This hardcover passes my personal test for great MAD parodies. It’s funny even if you haven’t read the book it parodies. I laughed out loud at its ending.
Don’t Let the Penguin Drive the Batmobile! would make an excellent Christmas gift for a young reader who loves Batman or for an older reader who loves Batman. I’m buying at least two more copies of it for the former and haven’t ruled it out for some older friends. It may be a fairly quick read at 40 pages, but its excellence makes it my pick of the week.
Another DC Comics icon is referenced in Superman isn’t Jewish by Jimmy Bemon with art by Emilie Boudet [Humanoids; $14.95]. In this graphic novel, young Benjamin equates being Jewish with Superman because the creators of Superman were Jewish. His religious father bolsters this belief with Benjamin happily accepts right up to the moment that he realizes being Jewish makes him “different” from his uncircumcised classmates. Then his being Jewish becomes his secret identity.
Ben doesn’t want to be Jewish. His mother is Catholic and, when she and his father divorce, he goes with her. Torn between his worlds, Ben wants to determine his own identity but can’t ignore what he’s inherited from his dad. His is a personal story within the larger story of Interfaith unions.
Superman Isn’t Jewish is a serious graphic novel, but it still has considerable humor. So many of us live lives in which we are torn between different aspects of our past and present lives. Bemon and Boudet examine this universal condition with poignancy.
As a bonus, this graphic novel includes secret family recipes from the creator’s Sephardic Jewish side and an exclusive link to watch the award-winning film adaptation of the graphic novel. I like this graphic novel a lot and recommend it to you and as a possible gift for comics friends with an expansive interest in the most vibrant art form of them all.
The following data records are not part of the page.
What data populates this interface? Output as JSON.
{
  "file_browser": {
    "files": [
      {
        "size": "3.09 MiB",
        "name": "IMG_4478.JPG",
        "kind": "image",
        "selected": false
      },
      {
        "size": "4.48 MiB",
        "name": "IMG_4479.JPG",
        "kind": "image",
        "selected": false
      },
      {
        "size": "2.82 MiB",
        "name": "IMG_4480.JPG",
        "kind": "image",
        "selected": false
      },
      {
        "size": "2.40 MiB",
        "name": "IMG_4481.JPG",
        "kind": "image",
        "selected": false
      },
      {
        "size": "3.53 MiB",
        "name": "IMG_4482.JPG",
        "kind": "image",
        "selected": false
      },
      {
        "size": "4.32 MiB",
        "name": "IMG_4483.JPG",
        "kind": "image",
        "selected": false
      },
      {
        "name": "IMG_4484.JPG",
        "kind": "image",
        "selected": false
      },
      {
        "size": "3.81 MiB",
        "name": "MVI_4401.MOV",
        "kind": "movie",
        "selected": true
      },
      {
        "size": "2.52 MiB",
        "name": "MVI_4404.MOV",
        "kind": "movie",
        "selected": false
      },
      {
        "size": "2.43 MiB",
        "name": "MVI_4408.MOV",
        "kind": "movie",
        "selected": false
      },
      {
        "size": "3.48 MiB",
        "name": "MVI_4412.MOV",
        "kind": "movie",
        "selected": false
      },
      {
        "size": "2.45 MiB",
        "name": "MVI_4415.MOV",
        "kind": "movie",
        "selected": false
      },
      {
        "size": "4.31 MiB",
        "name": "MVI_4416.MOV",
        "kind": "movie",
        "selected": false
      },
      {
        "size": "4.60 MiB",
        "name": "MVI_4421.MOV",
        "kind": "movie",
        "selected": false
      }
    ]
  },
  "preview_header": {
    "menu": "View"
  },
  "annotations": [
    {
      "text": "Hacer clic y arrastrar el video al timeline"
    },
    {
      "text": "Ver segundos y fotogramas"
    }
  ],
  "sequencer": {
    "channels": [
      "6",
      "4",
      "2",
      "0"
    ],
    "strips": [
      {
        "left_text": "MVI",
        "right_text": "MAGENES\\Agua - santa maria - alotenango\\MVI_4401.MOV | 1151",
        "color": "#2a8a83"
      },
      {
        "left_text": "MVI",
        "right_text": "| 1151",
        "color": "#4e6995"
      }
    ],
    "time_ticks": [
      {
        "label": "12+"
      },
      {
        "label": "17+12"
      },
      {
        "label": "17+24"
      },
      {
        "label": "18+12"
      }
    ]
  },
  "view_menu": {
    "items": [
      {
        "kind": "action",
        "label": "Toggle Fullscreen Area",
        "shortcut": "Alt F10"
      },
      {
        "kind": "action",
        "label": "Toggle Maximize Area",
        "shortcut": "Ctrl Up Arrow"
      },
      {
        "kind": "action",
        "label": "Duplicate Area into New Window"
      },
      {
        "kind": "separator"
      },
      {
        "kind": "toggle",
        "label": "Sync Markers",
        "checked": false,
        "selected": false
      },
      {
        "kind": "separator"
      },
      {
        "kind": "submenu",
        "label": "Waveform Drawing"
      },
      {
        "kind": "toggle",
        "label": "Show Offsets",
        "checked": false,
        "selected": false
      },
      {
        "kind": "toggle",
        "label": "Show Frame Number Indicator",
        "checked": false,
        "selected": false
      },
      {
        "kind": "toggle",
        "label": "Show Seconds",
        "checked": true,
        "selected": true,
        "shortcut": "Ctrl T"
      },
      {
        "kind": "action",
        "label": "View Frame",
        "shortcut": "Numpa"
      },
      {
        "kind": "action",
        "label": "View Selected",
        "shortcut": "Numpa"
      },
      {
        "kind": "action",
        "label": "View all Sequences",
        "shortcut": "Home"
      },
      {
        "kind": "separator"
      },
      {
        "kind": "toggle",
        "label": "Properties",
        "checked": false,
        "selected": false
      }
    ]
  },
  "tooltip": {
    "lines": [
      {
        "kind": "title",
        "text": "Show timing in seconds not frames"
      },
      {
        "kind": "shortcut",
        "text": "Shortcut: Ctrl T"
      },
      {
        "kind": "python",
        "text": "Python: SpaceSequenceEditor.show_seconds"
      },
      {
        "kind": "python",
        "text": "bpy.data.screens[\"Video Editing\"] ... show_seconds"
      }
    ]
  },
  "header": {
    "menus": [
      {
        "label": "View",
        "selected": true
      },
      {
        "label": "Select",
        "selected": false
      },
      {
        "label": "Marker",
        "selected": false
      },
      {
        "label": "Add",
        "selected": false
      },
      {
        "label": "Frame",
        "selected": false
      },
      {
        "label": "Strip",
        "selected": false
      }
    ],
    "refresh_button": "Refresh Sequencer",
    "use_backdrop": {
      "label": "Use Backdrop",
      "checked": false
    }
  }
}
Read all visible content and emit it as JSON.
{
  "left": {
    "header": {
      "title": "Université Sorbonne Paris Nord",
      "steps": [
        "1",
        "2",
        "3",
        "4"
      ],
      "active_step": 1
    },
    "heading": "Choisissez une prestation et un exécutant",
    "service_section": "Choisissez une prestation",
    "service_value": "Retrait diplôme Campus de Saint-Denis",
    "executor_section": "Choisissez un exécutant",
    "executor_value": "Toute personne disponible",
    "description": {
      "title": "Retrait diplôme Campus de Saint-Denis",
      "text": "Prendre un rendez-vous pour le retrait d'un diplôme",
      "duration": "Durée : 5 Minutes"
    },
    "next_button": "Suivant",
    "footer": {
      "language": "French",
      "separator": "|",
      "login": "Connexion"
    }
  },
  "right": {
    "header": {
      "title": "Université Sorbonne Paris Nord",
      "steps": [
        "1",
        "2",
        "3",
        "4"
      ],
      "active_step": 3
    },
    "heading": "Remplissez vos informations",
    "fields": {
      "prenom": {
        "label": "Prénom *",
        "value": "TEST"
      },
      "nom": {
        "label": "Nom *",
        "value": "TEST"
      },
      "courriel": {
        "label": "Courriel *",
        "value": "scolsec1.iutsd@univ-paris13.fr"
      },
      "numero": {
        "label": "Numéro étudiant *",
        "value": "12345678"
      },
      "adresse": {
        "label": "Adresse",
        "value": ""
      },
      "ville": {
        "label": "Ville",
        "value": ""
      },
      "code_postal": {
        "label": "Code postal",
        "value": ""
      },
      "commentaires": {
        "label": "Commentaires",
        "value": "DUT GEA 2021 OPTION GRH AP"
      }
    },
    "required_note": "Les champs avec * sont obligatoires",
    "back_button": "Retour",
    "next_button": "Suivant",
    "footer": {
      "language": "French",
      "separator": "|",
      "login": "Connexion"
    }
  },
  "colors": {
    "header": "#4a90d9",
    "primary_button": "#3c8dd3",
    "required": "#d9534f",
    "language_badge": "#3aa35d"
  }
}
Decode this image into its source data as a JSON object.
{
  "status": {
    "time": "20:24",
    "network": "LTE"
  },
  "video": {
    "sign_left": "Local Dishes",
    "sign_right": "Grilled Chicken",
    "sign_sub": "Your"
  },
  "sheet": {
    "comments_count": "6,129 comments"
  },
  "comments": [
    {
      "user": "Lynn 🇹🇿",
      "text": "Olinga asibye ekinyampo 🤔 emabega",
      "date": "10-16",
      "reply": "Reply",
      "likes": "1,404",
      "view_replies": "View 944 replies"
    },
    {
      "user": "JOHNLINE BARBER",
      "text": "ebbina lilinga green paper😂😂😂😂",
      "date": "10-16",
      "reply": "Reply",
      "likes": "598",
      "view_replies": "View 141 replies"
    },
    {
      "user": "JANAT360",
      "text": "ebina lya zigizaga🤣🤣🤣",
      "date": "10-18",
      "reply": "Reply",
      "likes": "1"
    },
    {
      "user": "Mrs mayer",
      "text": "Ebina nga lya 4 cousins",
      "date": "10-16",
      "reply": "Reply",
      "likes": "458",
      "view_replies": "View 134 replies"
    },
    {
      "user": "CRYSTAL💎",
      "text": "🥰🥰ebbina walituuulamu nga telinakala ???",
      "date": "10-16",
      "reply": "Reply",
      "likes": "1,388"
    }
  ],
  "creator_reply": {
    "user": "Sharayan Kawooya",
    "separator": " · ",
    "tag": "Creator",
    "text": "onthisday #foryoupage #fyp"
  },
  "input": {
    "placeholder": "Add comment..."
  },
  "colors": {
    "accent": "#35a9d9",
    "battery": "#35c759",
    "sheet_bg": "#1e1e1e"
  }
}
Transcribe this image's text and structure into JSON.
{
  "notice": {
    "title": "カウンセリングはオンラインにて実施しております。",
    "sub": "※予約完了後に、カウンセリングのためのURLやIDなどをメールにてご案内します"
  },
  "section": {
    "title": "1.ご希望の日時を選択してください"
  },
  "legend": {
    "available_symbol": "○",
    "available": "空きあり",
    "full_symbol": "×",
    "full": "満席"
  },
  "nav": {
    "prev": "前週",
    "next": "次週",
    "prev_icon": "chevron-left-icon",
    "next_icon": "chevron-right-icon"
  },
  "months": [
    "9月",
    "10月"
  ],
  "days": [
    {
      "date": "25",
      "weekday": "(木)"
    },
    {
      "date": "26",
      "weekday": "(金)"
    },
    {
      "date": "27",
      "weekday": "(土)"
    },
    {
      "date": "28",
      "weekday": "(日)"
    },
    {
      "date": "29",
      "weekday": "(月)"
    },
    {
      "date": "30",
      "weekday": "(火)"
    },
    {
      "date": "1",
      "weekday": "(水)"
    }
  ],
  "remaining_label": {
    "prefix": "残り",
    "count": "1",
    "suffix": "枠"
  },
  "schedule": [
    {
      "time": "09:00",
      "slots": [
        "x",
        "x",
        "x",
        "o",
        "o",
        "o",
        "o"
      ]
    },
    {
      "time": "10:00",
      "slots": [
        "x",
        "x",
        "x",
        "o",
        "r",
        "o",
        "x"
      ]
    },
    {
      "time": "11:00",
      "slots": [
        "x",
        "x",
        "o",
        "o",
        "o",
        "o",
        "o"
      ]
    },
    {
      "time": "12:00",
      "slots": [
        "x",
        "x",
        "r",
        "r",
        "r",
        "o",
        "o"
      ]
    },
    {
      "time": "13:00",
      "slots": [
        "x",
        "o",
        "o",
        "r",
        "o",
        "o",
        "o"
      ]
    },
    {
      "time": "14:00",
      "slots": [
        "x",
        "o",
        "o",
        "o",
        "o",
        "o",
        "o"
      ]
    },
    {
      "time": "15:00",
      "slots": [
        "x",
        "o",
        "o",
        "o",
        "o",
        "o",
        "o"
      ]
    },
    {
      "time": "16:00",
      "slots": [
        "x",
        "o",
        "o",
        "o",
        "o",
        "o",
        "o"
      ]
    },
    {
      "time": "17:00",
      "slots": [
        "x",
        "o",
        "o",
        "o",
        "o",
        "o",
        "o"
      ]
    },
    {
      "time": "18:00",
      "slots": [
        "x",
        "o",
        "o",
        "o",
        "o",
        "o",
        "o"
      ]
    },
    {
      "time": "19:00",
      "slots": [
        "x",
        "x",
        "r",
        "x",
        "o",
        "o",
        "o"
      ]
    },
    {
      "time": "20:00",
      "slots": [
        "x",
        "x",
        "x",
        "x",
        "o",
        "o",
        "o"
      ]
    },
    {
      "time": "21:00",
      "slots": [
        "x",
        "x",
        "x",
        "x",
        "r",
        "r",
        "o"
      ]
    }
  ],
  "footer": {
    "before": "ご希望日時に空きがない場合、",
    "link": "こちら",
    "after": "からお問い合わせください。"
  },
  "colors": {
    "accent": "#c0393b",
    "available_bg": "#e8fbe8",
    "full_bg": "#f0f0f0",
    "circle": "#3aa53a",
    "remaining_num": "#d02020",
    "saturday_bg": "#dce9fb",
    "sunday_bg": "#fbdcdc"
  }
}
Talk about great timing. Just as the forthcoming Aquaman is getting all sorts of buzz – I’ve been asked about it frequently by friends and neighbors who aren’t into comic books per see – Back Issue #108 [TwoMorrows; $8.95] presents a special Aquaman issue with a great cover by Eric Shanower.
Editor Michael Eury has pulled together an exciting compilation of articles and art on the Sea King. He himself writes a fine piece on Aquaman’s Bronze Age team-ups. In “The Greatest Stories Never Told” feature, we learn the intended tale for Aquaman #57 and the three different times it was reincarnated by writer Steve Skeates. There are articles on Aquaman merchandise, Black Manta, the post-Crisis Aquaman, Aqualad/Tempest, The Atlantis Chronicles and more. I was especially enamored of John Schwirian’s coverage of obscure indy super-hero Seadragon and Eury’s look at the animated Aquaman movie that never was.
It’s another great magazine from TwoMorrows. If you’re looking for a gift for a comics-reading friend, you should definitely consider a subscription to Back Issue or the Roy-Thomas edited Alter Ego. I love them both.
I’ll be back next week with more reviews.
© 2018 Tony Isabella